GOAL OF THE EXERCISE
All lines in the records below with the word "belt" must be returned.

-- RECORDS SHOWN follows --

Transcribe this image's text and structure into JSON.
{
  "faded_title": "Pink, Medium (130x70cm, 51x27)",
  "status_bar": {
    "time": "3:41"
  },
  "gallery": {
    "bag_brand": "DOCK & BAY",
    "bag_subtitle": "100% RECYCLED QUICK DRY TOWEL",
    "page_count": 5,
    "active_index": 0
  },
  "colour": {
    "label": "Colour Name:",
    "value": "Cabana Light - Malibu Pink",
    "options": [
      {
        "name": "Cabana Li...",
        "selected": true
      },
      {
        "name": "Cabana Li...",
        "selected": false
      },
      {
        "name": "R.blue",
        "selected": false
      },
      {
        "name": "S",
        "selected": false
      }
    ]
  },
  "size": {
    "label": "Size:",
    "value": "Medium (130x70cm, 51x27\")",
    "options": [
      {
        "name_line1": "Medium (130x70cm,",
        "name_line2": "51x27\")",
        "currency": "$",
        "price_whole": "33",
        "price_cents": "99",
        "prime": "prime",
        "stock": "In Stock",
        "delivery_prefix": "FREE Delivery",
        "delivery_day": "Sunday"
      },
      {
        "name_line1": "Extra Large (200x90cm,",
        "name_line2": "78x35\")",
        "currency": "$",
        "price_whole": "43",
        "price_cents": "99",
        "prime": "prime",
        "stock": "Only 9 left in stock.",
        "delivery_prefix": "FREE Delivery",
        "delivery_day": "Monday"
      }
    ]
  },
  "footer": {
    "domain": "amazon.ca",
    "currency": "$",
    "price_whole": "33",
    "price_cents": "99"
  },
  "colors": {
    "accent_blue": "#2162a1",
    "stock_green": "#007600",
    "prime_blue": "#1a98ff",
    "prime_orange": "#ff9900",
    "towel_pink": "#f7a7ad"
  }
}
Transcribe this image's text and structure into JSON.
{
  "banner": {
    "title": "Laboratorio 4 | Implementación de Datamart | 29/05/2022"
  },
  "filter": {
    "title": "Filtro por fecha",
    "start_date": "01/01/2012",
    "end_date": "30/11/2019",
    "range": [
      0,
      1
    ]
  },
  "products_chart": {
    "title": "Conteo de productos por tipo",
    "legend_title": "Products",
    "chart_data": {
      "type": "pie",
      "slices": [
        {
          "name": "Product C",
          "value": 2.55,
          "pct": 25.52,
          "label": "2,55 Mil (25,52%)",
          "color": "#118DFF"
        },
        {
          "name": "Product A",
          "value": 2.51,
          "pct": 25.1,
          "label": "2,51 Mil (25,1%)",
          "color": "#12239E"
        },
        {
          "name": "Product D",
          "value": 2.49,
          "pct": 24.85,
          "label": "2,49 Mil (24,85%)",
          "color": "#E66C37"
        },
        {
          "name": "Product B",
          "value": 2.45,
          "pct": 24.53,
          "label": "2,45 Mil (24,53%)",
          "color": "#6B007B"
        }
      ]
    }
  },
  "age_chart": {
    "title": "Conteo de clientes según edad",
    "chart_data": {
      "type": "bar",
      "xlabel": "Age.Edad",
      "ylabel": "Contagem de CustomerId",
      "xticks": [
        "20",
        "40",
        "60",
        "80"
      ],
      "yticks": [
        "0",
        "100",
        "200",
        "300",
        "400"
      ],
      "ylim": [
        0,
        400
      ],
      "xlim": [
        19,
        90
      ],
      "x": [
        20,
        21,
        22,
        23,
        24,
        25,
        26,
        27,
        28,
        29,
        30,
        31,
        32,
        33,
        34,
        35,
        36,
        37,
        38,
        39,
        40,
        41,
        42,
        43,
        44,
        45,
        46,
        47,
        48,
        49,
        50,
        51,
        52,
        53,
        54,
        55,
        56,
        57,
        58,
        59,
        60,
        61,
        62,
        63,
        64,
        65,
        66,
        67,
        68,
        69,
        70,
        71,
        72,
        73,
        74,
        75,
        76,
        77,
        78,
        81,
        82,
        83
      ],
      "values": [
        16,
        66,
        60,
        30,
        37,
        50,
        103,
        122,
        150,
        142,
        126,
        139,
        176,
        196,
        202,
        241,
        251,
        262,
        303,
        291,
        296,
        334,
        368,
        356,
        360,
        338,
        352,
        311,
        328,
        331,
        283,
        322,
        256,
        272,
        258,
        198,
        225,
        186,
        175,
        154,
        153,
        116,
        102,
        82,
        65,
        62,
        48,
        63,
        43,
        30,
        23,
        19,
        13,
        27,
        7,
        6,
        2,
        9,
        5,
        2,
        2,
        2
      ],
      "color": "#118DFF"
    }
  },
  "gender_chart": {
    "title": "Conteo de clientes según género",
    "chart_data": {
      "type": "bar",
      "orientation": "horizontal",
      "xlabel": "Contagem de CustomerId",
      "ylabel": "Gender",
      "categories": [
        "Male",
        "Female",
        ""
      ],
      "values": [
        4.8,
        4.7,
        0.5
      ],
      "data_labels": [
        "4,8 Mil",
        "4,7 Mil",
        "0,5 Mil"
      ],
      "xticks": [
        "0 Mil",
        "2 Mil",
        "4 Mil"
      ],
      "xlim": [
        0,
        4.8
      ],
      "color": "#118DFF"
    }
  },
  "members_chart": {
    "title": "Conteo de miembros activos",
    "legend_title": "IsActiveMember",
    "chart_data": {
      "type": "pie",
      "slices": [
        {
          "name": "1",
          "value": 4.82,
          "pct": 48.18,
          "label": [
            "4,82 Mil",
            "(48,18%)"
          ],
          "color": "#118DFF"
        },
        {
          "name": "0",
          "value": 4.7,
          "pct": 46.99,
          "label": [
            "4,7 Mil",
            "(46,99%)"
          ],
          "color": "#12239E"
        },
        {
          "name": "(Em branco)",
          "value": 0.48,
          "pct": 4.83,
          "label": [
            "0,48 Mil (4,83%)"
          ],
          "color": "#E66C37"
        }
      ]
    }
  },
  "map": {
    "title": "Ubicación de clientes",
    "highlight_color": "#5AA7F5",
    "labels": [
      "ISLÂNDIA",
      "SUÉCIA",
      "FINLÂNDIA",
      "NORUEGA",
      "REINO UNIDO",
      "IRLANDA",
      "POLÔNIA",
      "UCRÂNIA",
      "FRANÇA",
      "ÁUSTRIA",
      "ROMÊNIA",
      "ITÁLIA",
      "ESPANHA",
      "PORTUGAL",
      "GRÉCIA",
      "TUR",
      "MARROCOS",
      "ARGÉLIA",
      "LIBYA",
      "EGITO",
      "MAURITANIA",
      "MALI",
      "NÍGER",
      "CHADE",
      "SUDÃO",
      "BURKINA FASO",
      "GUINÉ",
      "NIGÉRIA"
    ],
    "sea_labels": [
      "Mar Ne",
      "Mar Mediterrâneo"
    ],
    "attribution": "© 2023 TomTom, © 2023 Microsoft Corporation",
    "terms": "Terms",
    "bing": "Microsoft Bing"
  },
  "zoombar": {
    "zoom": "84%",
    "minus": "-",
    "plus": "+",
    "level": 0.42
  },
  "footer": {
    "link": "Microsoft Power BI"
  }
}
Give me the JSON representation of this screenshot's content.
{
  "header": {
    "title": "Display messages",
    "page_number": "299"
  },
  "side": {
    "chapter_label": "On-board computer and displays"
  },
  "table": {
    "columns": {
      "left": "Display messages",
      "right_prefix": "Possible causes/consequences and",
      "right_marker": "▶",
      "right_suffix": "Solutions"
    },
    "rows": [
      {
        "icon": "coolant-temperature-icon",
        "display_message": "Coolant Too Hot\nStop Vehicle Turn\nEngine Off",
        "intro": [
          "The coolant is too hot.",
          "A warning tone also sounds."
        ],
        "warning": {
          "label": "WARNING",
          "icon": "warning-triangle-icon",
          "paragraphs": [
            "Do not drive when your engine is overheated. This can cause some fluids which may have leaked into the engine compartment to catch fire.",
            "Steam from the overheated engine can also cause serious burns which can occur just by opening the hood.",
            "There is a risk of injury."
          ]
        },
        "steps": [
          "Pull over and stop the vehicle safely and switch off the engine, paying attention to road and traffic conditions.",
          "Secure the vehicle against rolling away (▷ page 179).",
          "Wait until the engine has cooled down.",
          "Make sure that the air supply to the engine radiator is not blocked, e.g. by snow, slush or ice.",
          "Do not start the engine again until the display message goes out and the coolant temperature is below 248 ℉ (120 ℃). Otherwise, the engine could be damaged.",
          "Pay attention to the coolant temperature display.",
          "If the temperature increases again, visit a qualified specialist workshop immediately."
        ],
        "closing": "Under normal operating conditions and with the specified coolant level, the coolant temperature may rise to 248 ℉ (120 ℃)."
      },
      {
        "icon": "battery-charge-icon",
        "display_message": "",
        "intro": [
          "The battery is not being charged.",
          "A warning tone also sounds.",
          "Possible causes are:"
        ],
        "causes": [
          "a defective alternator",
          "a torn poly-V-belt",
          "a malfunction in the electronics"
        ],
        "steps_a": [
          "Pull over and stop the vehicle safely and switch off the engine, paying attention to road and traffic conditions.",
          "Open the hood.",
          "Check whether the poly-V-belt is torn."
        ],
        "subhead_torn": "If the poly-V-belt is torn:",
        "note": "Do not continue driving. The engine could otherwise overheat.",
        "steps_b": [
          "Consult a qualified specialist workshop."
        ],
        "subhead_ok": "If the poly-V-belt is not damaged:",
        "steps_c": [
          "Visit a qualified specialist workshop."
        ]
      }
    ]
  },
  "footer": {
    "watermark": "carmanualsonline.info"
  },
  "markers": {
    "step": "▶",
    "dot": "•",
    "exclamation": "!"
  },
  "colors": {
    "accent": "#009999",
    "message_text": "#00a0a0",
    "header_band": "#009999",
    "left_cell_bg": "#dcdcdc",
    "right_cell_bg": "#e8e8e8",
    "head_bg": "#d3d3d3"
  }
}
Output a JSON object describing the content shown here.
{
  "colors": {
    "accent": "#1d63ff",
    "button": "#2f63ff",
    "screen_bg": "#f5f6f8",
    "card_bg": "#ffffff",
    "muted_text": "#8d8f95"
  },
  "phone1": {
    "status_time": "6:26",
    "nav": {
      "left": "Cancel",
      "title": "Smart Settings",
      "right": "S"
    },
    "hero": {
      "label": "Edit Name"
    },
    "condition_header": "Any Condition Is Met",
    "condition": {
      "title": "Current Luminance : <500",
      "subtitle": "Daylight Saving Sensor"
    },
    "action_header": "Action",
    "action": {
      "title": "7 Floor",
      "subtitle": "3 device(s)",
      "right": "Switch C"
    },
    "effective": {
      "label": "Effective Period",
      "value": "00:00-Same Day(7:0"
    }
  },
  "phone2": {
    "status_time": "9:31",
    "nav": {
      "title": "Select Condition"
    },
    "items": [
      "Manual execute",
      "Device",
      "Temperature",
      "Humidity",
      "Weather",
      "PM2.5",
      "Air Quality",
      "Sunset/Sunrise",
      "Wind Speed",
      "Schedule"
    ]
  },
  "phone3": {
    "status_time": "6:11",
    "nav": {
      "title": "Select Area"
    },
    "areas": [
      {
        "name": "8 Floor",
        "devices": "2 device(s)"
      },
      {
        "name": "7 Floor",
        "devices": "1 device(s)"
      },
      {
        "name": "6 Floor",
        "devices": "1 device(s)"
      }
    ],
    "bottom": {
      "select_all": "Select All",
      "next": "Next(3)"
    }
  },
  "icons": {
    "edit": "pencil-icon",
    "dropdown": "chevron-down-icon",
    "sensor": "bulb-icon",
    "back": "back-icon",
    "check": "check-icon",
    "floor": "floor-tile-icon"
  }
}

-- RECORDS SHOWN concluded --

RESULT BELOW
          "a torn poly-V-belt",
          "Check whether the poly-V-belt is torn."
        "subhead_torn": "If the poly-V-belt is torn:",
        "subhead_ok": "If the poly-V-belt is not damaged:",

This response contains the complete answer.